# Good Practices

# Reference Types

  • Override Object's virtual Equals(object o) method (check for: null, ReferenceEquals, fields/properties). For inherited types, first call base.Equals() and then check for added properties/fields
  • Implement == and != - to enable == and != (could use the Object's static Equals, which will call the overridern Equals)
  • All of the above should give the same results
  • Implement Object.GetHashCode()

Implementing IEnumerable<T> is not recommended since it introduces inheritance problems (unless the class is sealed) and does not give any real benefits here.

# Value Types

  • Implement IEquatable<T> - to avoid boxing and have type safety
  • Override Object's virtual Equals(object o) method - to avoid reflection (just call the IEquatable<T> version)
  • Implement == and != - to enable == and != (just call the IEquatable<T> version)
  • All of the above should give the same results
  • Implement Object.GetHashCode()

# Hash Codes

Hash codes are used in HashSets and Dictionaries to be able to retrieve elements efficiently. If two objects are equal they should have the same hash codes (or dictionaries might not work)! Therefore Equals and GetHashCode should rely on the same set of properties to get the result.

It's recommended to implement hashcodes using XOR operator (^):

public override int GetHashCode()
{
    return prop1.GetHashCode() ^ prop2.GetHashCode()
}

# Object's virtual Equals(object o) method

# Classes

In classes it evaluates reference equality, unless overriden. String, tuples and delegate have it overriden.

# Structs

In structs it compares values - all fields are compared (uses reflection). It's recommended to override Equals(object o) by ourselves, because reflection has very bad performance.

It involves boxing in case of value types, which also is not a good thing. It's a good practice to always override GetHashCode when overriding Equals.

# Object's static Equals(object o1, object o2) method

This method makes it safe to compare 2 objects if one of them is NULL. If they are not both NULL, the virtual Equals of o1 is used (as described above). So this method gives the same result as virtual one (only it protects from case where o1 is NULL).

It cannot be overriden (because it's static)

# Object's ReferenceEquals(Object o) method

It checks only reference, it cannot be overriden (becasue it's static). Useful in the case where some type overrides the virtual Equals, but also wants to check for reference equality.

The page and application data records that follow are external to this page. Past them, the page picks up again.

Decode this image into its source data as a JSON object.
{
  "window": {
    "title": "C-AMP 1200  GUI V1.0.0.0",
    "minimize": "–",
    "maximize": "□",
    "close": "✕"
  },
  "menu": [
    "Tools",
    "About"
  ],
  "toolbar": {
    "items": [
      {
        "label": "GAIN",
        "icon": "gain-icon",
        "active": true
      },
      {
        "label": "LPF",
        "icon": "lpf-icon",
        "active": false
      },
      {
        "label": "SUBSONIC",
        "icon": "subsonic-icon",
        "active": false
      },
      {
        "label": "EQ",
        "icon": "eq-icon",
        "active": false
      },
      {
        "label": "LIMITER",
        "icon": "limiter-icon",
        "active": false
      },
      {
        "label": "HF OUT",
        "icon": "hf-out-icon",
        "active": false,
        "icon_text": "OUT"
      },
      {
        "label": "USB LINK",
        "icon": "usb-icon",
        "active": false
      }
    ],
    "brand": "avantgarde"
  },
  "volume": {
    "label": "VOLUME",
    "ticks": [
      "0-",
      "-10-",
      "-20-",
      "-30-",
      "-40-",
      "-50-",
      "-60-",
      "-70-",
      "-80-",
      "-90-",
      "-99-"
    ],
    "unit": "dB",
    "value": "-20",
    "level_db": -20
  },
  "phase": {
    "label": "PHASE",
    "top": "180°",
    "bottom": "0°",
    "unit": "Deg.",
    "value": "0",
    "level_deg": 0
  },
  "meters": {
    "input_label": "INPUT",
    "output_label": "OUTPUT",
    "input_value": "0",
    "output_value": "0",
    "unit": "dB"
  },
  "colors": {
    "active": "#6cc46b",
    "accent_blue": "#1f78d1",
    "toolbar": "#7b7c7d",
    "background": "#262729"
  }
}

# IEquatable<T>

It has the following method: Equals(T other) - it is strongly typed, which is good for value types (no boxing). All numeric primitive types implement it (Int, byte, ...), other primitives not always. Some reference types implement it (i.e. String).

If some type implements it, we should make sure that both strong typed Equals and the one from Object return the same results.

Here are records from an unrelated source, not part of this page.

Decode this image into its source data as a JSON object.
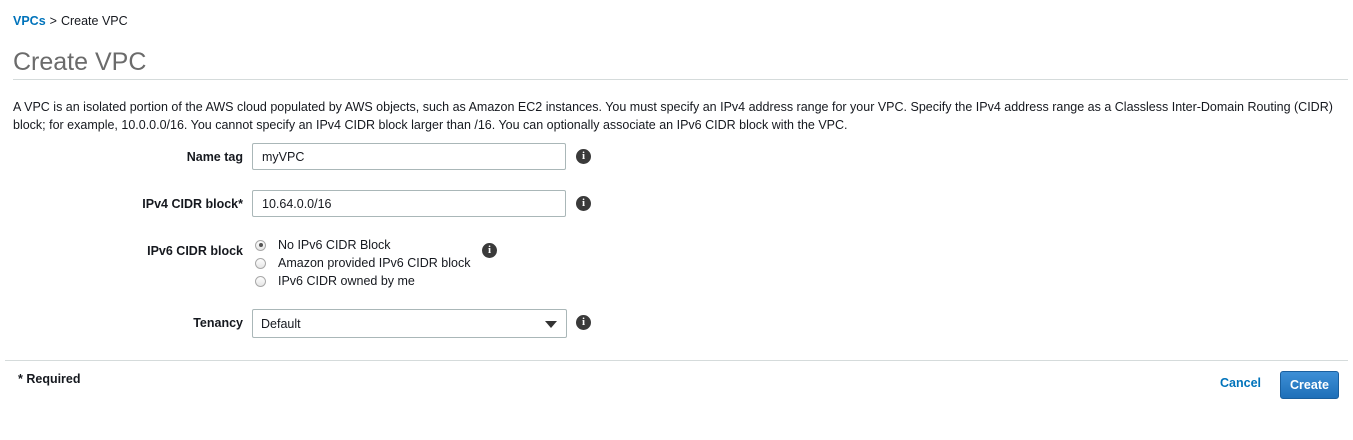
{
  "breadcrumb": {
    "parent": "VPCs",
    "separator": ">",
    "current": "Create VPC"
  },
  "page": {
    "title": "Create VPC",
    "description": "A VPC is an isolated portion of the AWS cloud populated by AWS objects, such as Amazon EC2 instances. You must specify an IPv4 address range for your VPC. Specify the IPv4 address range as a Classless Inter-Domain Routing (CIDR) block; for example, 10.0.0.0/16. You cannot specify an IPv4 CIDR block larger than /16. You can optionally associate an IPv6 CIDR block with the VPC."
  },
  "form": {
    "name_tag": {
      "label": "Name tag",
      "value": "myVPC"
    },
    "ipv4_cidr": {
      "label": "IPv4 CIDR block*",
      "value": "10.64.0.0/16"
    },
    "ipv6_cidr": {
      "label": "IPv6 CIDR block",
      "options": [
        {
          "label": "No IPv6 CIDR Block",
          "selected": true
        },
        {
          "label": "Amazon provided IPv6 CIDR block",
          "selected": false
        },
        {
          "label": "IPv6 CIDR owned by me",
          "selected": false
        }
      ]
    },
    "tenancy": {
      "label": "Tenancy",
      "value": "Default"
    },
    "info_glyph": "i"
  },
  "footer": {
    "required_note": "* Required",
    "cancel_label": "Cancel",
    "create_label": "Create"
  },
  "colors": {
    "link": "#0073bb",
    "primary_button": "#2a7fc9",
    "title": "#6b6b6b"
  },
  "icons": {
    "info": "info-circle-icon",
    "dropdown": "caret-down-icon"
  }
}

It is not good for reference types:

  • there is no boxing, so no improvement in this area
  • doesn't play nicely with inheritance

# == operator

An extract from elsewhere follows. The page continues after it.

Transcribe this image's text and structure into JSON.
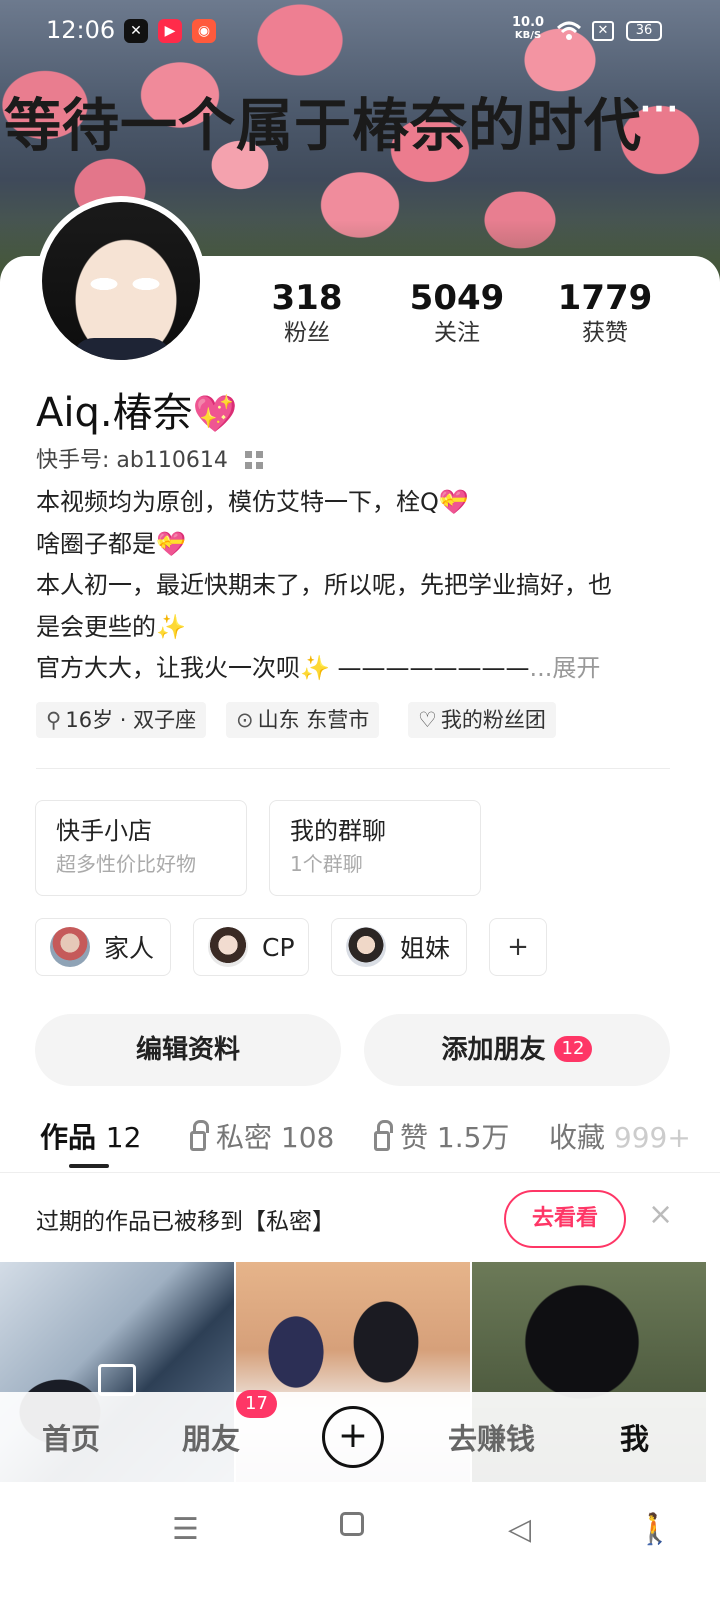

It's a feature of C#, not .NET. If overriding Object's Equals, == also should be overriden. == does not use Equals - it uses eqc IL procedure directly, which (?) uses hardware (unless overriden).

Tuple does not override ==, but overrides Object.Equals() - because of that operator only checks reference equality and can return different result than Object.Equals() - bad practice!

Implementing == requires implementing also != (by compiler).

# Inheritance

== does not work well with inheritance - if we cast MyClass to Object and compare, it will use Object's == implementation (reference equality). Equals methods don't have this issue.

# Generics

With generics, == ALWAYS compares references (even if T implements the operator). Object.Equals() should be used here!

# Struct

For value types it has to be overloaded before using it.

# Classes

For classes it compares the references (memory addresses), unless overriden.

# Overloading

public static bool operator ==(MyClass left, MyClass right) 
{
    // Equality logic
}

public static bool operator !=(MyClass left, MyClass right) 
{
    // Inequality logic
}

The logic should be the same as in Object.Equals()!

# IEqualityComparer<T>

Requires Equals and GetHashCode to be implemented. It's adviced to inherit from EqualityComparer<T> base class (similar as with Comparer<T>).

EqualityComparer is adviced to be a singleton.

It's problematic to deal with derived types - as exmplained in my notes on comparers.

EqualityComparer<T>.Default - every type can use the default comparer, which uses the T's equality implementation.

StringComparer is a static class that has 6 variosu comparers for strings (implements IComparer and IEqualityComparer).

# IStructuralEquatable

Collections are structurally equal if:

  • they contain same elements
  • elements are in the same order

Arrays and tuples implement it explicitly - in order to use it, we need to cast an array to IStructuralEquatable and use Equals It's not generic.

# Other Notes

In .NET NULL always equals NULL, i.e.: Object.Equals(null, null) returns TRUE.

Last Updated: 10/5/2022, 6:26:29 PM